Task description: Output all entries below exactly as they are given.

(Dataset rows for apps and sites)

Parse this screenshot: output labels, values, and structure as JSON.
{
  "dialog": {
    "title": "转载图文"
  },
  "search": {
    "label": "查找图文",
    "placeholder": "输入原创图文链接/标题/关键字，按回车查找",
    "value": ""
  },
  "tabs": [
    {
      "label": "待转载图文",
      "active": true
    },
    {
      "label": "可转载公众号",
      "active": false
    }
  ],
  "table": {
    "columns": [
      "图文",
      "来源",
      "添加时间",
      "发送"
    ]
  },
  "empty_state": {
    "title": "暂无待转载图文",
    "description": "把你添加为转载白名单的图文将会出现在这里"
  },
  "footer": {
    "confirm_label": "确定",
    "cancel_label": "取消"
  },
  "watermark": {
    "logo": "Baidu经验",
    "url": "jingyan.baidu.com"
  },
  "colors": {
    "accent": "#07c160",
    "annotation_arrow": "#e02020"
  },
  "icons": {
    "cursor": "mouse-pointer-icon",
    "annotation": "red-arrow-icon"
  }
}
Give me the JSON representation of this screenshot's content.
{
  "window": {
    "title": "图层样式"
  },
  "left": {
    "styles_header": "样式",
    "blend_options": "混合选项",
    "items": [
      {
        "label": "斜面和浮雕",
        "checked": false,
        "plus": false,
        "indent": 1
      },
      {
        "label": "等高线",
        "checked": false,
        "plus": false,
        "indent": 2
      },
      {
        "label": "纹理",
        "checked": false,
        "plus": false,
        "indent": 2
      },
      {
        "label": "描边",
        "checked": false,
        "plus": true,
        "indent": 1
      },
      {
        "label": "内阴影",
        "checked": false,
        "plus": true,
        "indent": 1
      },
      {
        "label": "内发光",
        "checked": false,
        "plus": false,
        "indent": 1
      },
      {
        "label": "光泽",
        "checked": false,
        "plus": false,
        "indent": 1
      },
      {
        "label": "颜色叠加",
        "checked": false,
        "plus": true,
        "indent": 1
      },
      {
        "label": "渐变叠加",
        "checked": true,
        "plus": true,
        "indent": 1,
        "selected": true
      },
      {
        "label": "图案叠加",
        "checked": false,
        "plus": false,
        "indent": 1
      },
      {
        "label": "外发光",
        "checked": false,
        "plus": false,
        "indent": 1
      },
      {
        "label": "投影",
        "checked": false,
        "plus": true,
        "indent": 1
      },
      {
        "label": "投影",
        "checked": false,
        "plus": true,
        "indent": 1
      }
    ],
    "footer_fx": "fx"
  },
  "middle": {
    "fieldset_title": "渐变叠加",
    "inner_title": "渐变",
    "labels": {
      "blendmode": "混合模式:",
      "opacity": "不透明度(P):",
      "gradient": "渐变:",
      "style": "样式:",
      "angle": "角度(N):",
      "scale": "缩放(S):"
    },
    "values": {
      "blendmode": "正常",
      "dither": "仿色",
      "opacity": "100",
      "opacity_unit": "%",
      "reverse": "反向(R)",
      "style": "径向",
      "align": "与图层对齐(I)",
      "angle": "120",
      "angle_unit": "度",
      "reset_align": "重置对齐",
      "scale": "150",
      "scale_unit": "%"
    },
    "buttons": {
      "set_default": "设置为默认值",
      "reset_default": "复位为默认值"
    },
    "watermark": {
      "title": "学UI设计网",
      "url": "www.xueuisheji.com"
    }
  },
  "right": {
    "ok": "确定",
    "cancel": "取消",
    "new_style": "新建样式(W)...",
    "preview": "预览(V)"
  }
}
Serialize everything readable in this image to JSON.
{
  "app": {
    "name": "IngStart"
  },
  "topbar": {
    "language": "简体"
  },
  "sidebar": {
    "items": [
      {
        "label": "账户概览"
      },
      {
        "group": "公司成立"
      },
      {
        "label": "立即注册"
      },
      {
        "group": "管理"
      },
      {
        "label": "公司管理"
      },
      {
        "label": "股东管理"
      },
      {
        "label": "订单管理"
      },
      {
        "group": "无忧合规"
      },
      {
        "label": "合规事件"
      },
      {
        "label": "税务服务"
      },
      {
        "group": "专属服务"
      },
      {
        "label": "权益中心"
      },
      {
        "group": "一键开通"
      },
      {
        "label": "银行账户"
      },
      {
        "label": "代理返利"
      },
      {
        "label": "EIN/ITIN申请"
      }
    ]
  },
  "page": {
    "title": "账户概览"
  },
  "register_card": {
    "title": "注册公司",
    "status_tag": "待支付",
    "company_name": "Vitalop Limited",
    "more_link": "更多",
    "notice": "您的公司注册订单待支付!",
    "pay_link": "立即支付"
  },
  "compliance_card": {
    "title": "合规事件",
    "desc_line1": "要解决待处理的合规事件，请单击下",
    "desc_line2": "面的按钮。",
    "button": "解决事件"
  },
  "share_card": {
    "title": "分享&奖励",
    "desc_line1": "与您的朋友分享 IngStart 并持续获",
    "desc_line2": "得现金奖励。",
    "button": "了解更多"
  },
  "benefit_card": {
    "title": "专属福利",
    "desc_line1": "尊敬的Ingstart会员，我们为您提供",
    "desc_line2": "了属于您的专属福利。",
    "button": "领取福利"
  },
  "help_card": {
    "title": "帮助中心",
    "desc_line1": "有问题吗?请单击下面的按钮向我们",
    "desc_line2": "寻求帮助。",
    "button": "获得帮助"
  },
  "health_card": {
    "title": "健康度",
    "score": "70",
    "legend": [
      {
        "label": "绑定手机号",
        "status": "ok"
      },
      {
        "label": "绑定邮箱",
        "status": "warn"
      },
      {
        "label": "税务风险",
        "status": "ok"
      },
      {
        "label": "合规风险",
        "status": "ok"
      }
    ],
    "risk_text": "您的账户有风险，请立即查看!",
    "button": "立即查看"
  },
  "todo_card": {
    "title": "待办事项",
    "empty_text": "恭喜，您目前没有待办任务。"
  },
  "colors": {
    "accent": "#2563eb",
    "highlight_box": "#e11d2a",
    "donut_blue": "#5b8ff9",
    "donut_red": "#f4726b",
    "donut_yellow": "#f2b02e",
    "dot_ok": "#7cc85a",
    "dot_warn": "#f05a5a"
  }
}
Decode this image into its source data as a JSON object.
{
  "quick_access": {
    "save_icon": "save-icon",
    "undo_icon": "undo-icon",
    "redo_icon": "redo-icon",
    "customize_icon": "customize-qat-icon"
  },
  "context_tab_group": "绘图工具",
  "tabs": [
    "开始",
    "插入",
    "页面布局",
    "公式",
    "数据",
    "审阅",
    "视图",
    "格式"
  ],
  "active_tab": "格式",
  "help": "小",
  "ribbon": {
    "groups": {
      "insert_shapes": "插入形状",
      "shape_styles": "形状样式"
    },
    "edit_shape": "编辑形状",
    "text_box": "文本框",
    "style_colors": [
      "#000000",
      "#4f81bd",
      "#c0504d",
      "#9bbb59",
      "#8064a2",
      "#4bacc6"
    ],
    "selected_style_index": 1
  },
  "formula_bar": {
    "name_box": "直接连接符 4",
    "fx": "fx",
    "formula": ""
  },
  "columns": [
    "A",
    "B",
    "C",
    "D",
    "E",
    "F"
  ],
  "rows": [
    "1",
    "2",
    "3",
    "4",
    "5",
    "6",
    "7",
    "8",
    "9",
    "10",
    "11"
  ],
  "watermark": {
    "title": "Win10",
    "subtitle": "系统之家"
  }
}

Finished task:
Parse this screenshot: output labels, values, and structure as JSON.
{
  "dialog": {
    "title": "转载图文"
  },
  "search": {
    "label": "查找图文",
    "placeholder": "输入原创图文链接/标题/关键字，按回车查找",
    "value": ""
  },
  "tabs": [
    {
      "label": "待转载图文",
      "active": true
    },
    {
      "label": "可转载公众号",
      "active": false
    }
  ],
  "table": {
    "columns": [
      "图文",
      "来源",
      "添加时间",
      "发送"
    ]
  },
  "empty_state": {
    "title": "暂无待转载图文",
    "description": "把你添加为转载白名单的图文将会出现在这里"
  },
  "footer": {
    "confirm_label": "确定",
    "cancel_label": "取消"
  },
  "watermark": {
    "logo": "Baidu经验",
    "url": "jingyan.baidu.com"
  },
  "colors": {
    "accent": "#07c160",
    "annotation_arrow": "#e02020"
  },
  "icons": {
    "cursor": "mouse-pointer-icon",
    "annotation": "red-arrow-icon"
  }
}
Give me the JSON representation of this screenshot's content.
{
  "window": {
    "title": "图层样式"
  },
  "left": {
    "styles_header": "样式",
    "blend_options": "混合选项",
    "items": [
      {
        "label": "斜面和浮雕",
        "checked": false,
        "plus": false,
        "indent": 1
      },
      {
        "label": "等高线",
        "checked": false,
        "plus": false,
        "indent": 2
      },
      {
        "label": "纹理",
        "checked": false,
        "plus": false,
        "indent": 2
      },
      {
        "label": "描边",
        "checked": false,
        "plus": true,
        "indent": 1
      },
      {
        "label": "内阴影",
        "checked": false,
        "plus": true,
        "indent": 1
      },
      {
        "label": "内发光",
        "checked": false,
        "plus": false,
        "indent": 1
      },
      {
        "label": "光泽",
        "checked": false,
        "plus": false,
        "indent": 1
      },
      {
        "label": "颜色叠加",
        "checked": false,
        "plus": true,
        "indent": 1
      },
      {
        "label": "渐变叠加",
        "checked": true,
        "plus": true,
        "indent": 1,
        "selected": true
      },
      {
        "label": "图案叠加",
        "checked": false,
        "plus": false,
        "indent": 1
      },
      {
        "label": "外发光",
        "checked": false,
        "plus": false,
        "indent": 1
      },
      {
        "label": "投影",
        "checked": false,
        "plus": true,
        "indent": 1
      },
      {
        "label": "投影",
        "checked": false,
        "plus": true,
        "indent": 1
      }
    ],
    "footer_fx": "fx"
  },
  "middle": {
    "fieldset_title": "渐变叠加",
    "inner_title": "渐变",
    "labels": {
      "blendmode": "混合模式:",
      "opacity": "不透明度(P):",
      "gradient": "渐变:",
      "style": "样式:",
      "angle": "角度(N):",
      "scale": "缩放(S):"
    },
    "values": {
      "blendmode": "正常",
      "dither": "仿色",
      "opacity": "100",
      "opacity_unit": "%",
      "reverse": "反向(R)",
      "style": "径向",
      "align": "与图层对齐(I)",
      "angle": "120",
      "angle_unit": "度",
      "reset_align": "重置对齐",
      "scale": "150",
      "scale_unit": "%"
    },
    "buttons": {
      "set_default": "设置为默认值",
      "reset_default": "复位为默认值"
    },
    "watermark": {
      "title": "学UI设计网",
      "url": "www.xueuisheji.com"
    }
  },
  "right": {
    "ok": "确定",
    "cancel": "取消",
    "new_style": "新建样式(W)...",
    "preview": "预览(V)"
  }
}
Serialize everything readable in this image to JSON.
{
  "app": {
    "name": "IngStart"
  },
  "topbar": {
    "language": "简体"
  },
  "sidebar": {
    "items": [
      {
        "label": "账户概览"
      },
      {
        "group": "公司成立"
      },
      {
        "label": "立即注册"
      },
      {
        "group": "管理"
      },
      {
        "label": "公司管理"
      },
      {
        "label": "股东管理"
      },
      {
        "label": "订单管理"
      },
      {
        "group": "无忧合规"
      },
      {
        "label": "合规事件"
      },
      {
        "label": "税务服务"
      },
      {
        "group": "专属服务"
      },
      {
        "label": "权益中心"
      },
      {
        "group": "一键开通"
      },
      {
        "label": "银行账户"
      },
      {
        "label": "代理返利"
      },
      {
        "label": "EIN/ITIN申请"
      }
    ]
  },
  "page": {
    "title": "账户概览"
  },
  "register_card": {
    "title": "注册公司",
    "status_tag": "待支付",
    "company_name": "Vitalop Limited",
    "more_link": "更多",
    "notice": "您的公司注册订单待支付!",
    "pay_link": "立即支付"
  },
  "compliance_card": {
    "title": "合规事件",
    "desc_line1": "要解决待处理的合规事件，请单击下",
    "desc_line2": "面的按钮。",
    "button": "解决事件"
  },
  "share_card": {
    "title": "分享&奖励",
    "desc_line1": "与您的朋友分享 IngStart 并持续获",
    "desc_line2": "得现金奖励。",
    "button": "了解更多"
  },
  "benefit_card": {
    "title": "专属福利",
    "desc_line1": "尊敬的Ingstart会员，我们为您提供",
    "desc_line2": "了属于您的专属福利。",
    "button": "领取福利"
  },
  "help_card": {
    "title": "帮助中心",
    "desc_line1": "有问题吗?请单击下面的按钮向我们",
    "desc_line2": "寻求帮助。",
    "button": "获得帮助"
  },
  "health_card": {
    "title": "健康度",
    "score": "70",
    "legend": [
      {
        "label": "绑定手机号",
        "status": "ok"
      },
      {
        "label": "绑定邮箱",
        "status": "warn"
      },
      {
        "label": "税务风险",
        "status": "ok"
      },
      {
        "label": "合规风险",
        "status": "ok"
      }
    ],
    "risk_text": "您的账户有风险，请立即查看!",
    "button": "立即查看"
  },
  "todo_card": {
    "title": "待办事项",
    "empty_text": "恭喜，您目前没有待办任务。"
  },
  "colors": {
    "accent": "#2563eb",
    "highlight_box": "#e11d2a",
    "donut_blue": "#5b8ff9",
    "donut_red": "#f4726b",
    "donut_yellow": "#f2b02e",
    "dot_ok": "#7cc85a",
    "dot_warn": "#f05a5a"
  }
}
Decode this image into its source data as a JSON object.
{
  "quick_access": {
    "save_icon": "save-icon",
    "undo_icon": "undo-icon",
    "redo_icon": "redo-icon",
    "customize_icon": "customize-qat-icon"
  },
  "context_tab_group": "绘图工具",
  "tabs": [
    "开始",
    "插入",
    "页面布局",
    "公式",
    "数据",
    "审阅",
    "视图",
    "格式"
  ],
  "active_tab": "格式",
  "help": "小",
  "ribbon": {
    "groups": {
      "insert_shapes": "插入形状",
      "shape_styles": "形状样式"
    },
    "edit_shape": "编辑形状",
    "text_box": "文本框",
    "style_colors": [
      "#000000",
      "#4f81bd",
      "#c0504d",
      "#9bbb59",
      "#8064a2",
      "#4bacc6"
    ],
    "selected_style_index": 1
  },
  "formula_bar": {
    "name_box": "直接连接符 4",
    "fx": "fx",
    "formula": ""
  },
  "columns": [
    "A",
    "B",
    "C",
    "D",
    "E",
    "F"
  ],
  "rows": [
    "1",
    "2",
    "3",
    "4",
    "5",
    "6",
    "7",
    "8",
    "9",
    "10",
    "11"
  ],
  "watermark": {
    "title": "Win10",
    "subtitle": "系统之家"
  }
}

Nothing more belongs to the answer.